#### Exercise prompt
Please set down each of the lines below once more, exactly, omitting all pictures.

#### Source material
──────────
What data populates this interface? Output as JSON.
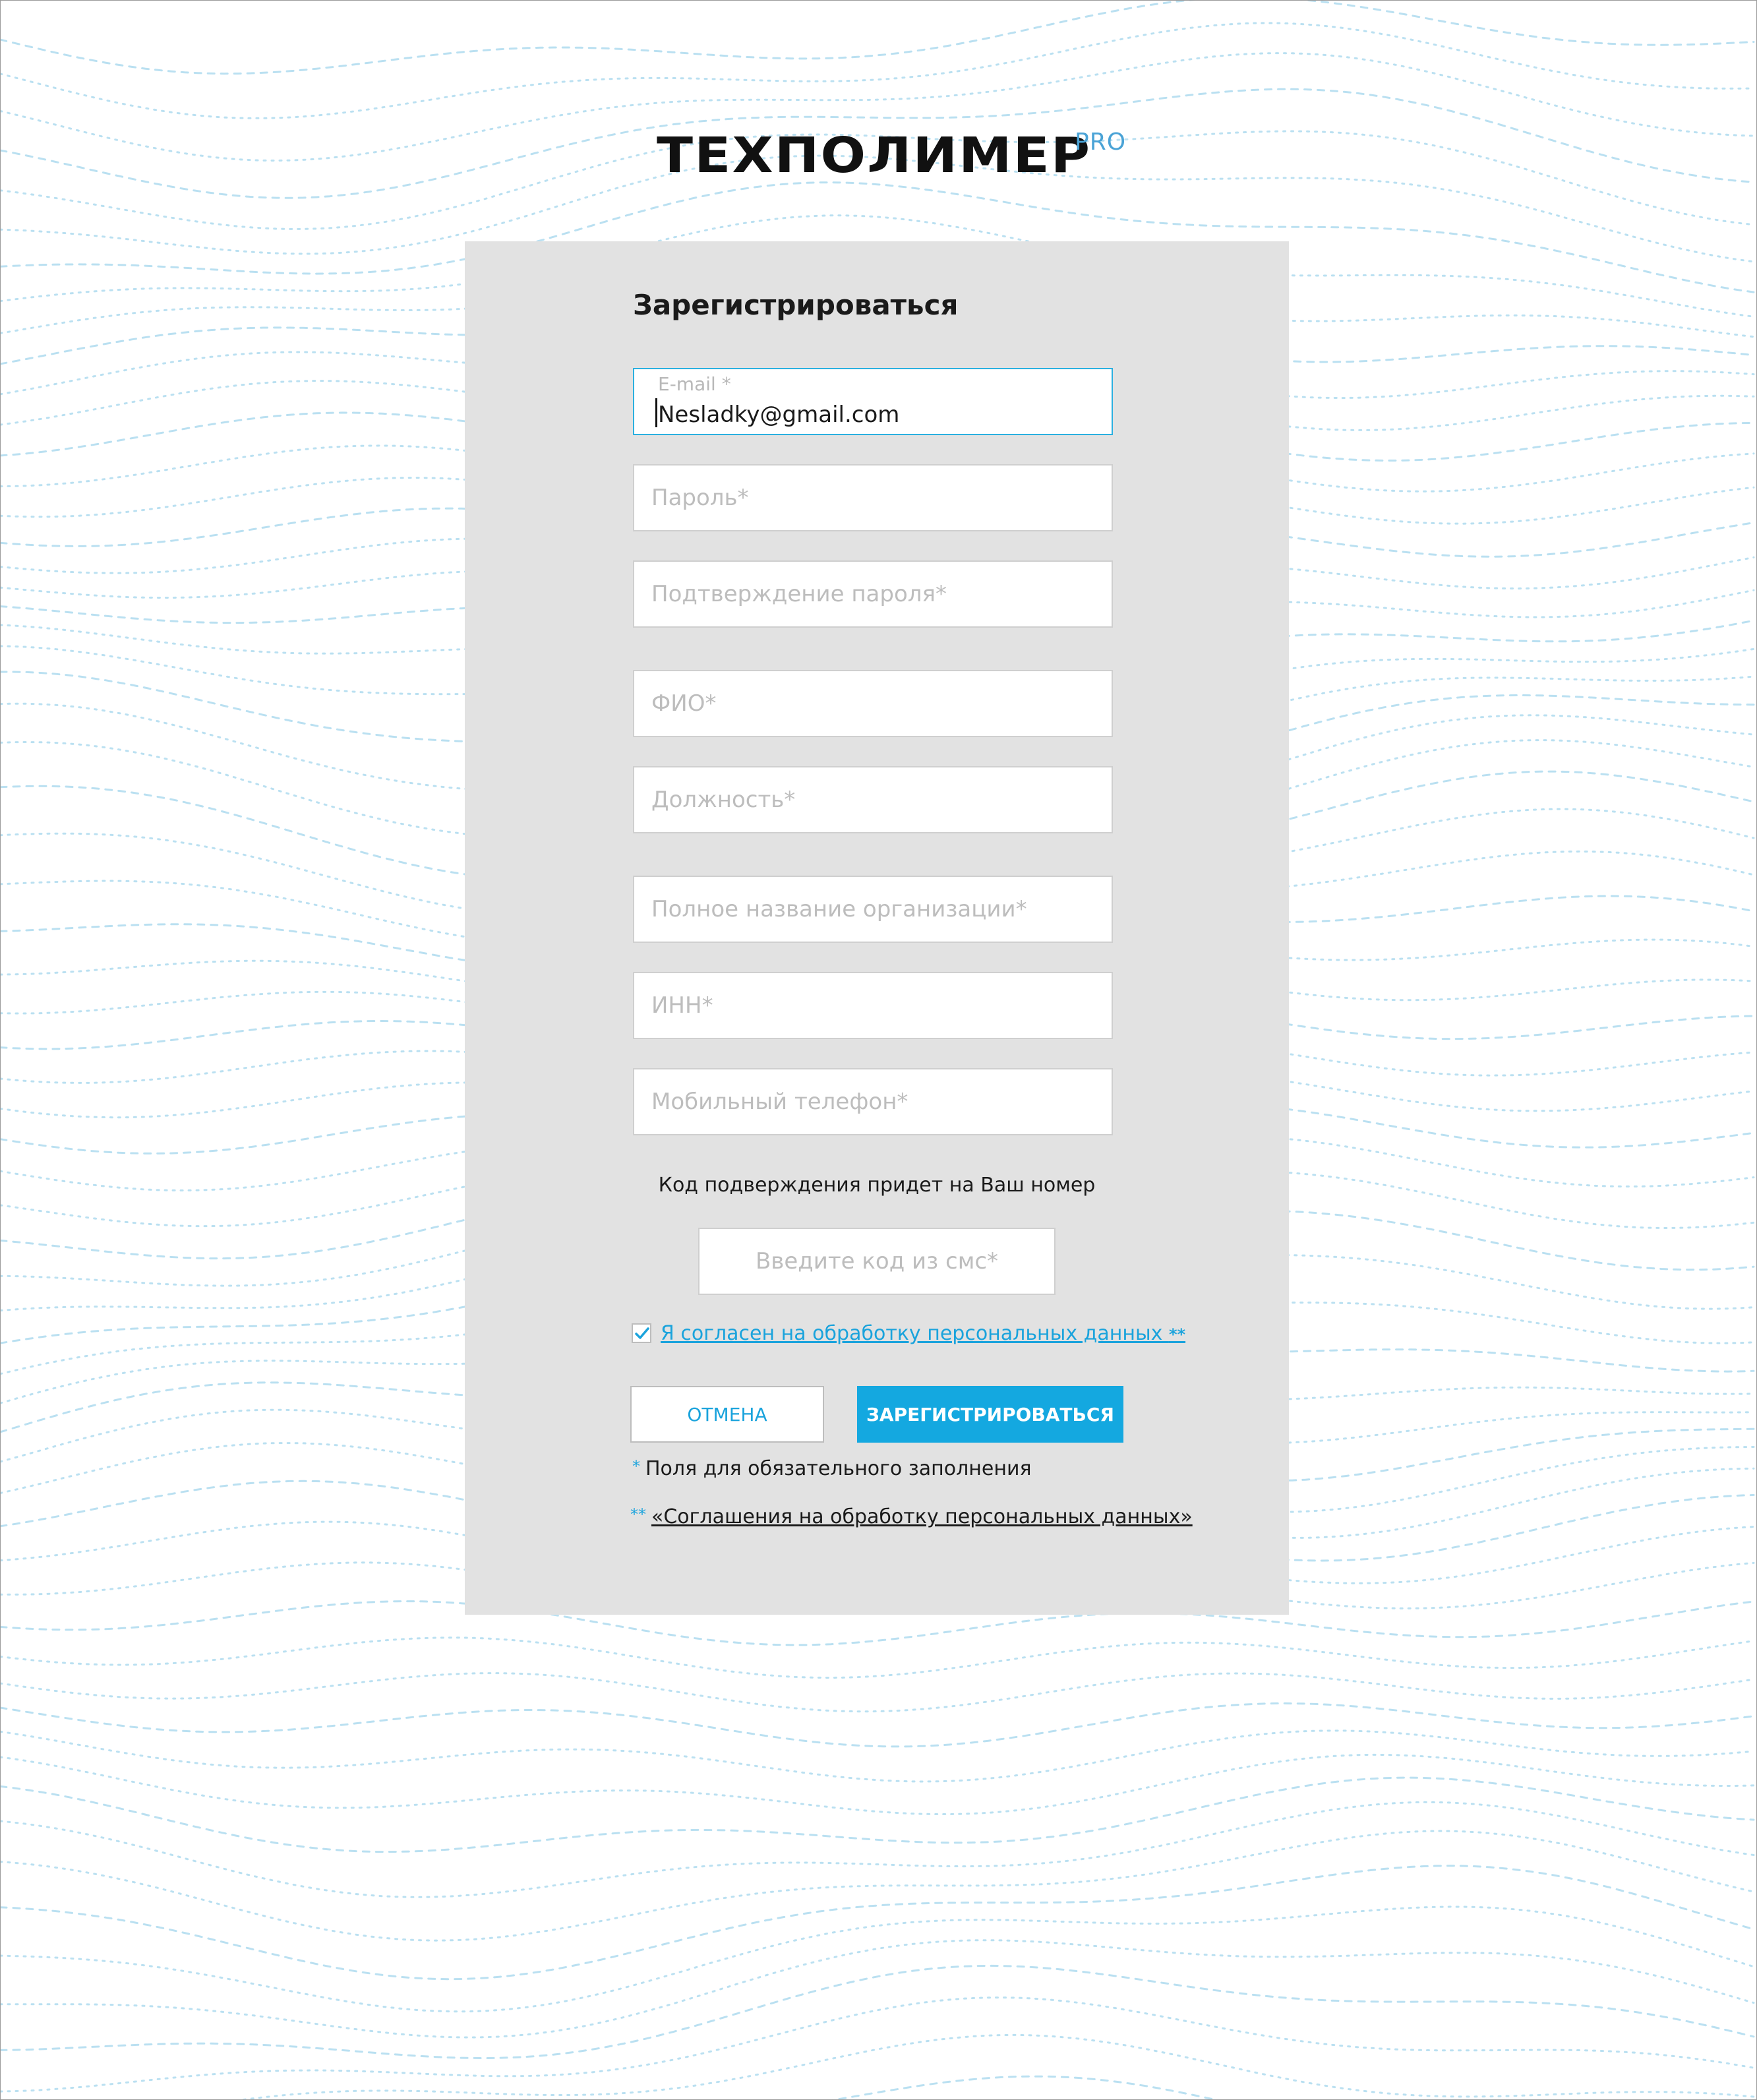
{
  "brand": {
    "logo_text": "ТЕХПОЛИМЕР",
    "logo_suffix": "PRO",
    "accent_color": "#14a8e0"
  },
  "form": {
    "title": "Зарегистрироваться",
    "email": {
      "label": "E-mail *",
      "value": "Nesladky@gmail.com"
    },
    "password_placeholder": "Пароль*",
    "password_confirm_placeholder": "Подтверждение пароля*",
    "full_name_placeholder": "ФИО*",
    "position_placeholder": "Должность*",
    "organization_placeholder": "Полное название организации*",
    "inn_placeholder": "ИНН*",
    "phone_placeholder": "Мобильный телефон*",
    "sms_hint": "Код подверждения придет на Ваш номер",
    "sms_code_placeholder": "Введите код из смс*",
    "consent": {
      "checked": true,
      "label": "Я согласен на обработку персональных данных ",
      "marker": "**"
    },
    "cancel_label": "ОТМЕНА",
    "register_label": "ЗАРЕГИСТРИРОВАТЬСЯ",
    "required_note": {
      "marker": "*",
      "text": "Поля для обязательного заполнения"
    },
    "agreement_note": {
      "marker": "**",
      "text": "«Соглашения на обработку персональных данных» "
    }
  }
}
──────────
#### Finished task
What data populates this interface? Output as JSON.
{
  "brand": {
    "logo_text": "ТЕХПОЛИМЕР",
    "logo_suffix": "PRO",
    "accent_color": "#14a8e0"
  },
  "form": {
    "title": "Зарегистрироваться",
    "email": {
      "label": "E-mail *",
      "value": "Nesladky@gmail.com"
    },
    "password_placeholder": "Пароль*",
    "password_confirm_placeholder": "Подтверждение пароля*",
    "full_name_placeholder": "ФИО*",
    "position_placeholder": "Должность*",
    "organization_placeholder": "Полное название организации*",
    "inn_placeholder": "ИНН*",
    "phone_placeholder": "Мобильный телефон*",
    "sms_hint": "Код подверждения придет на Ваш номер",
    "sms_code_placeholder": "Введите код из смс*",
    "consent": {
      "checked": true,
      "label": "Я согласен на обработку персональных данных ",
      "marker": "**"
    },
    "cancel_label": "ОТМЕНА",
    "register_label": "ЗАРЕГИСТРИРОВАТЬСЯ",
    "required_note": {
      "marker": "*",
      "text": "Поля для обязательного заполнения"
    },
    "agreement_note": {
      "marker": "**",
      "text": "«Соглашения на обработку персональных данных» "
    }
  }
}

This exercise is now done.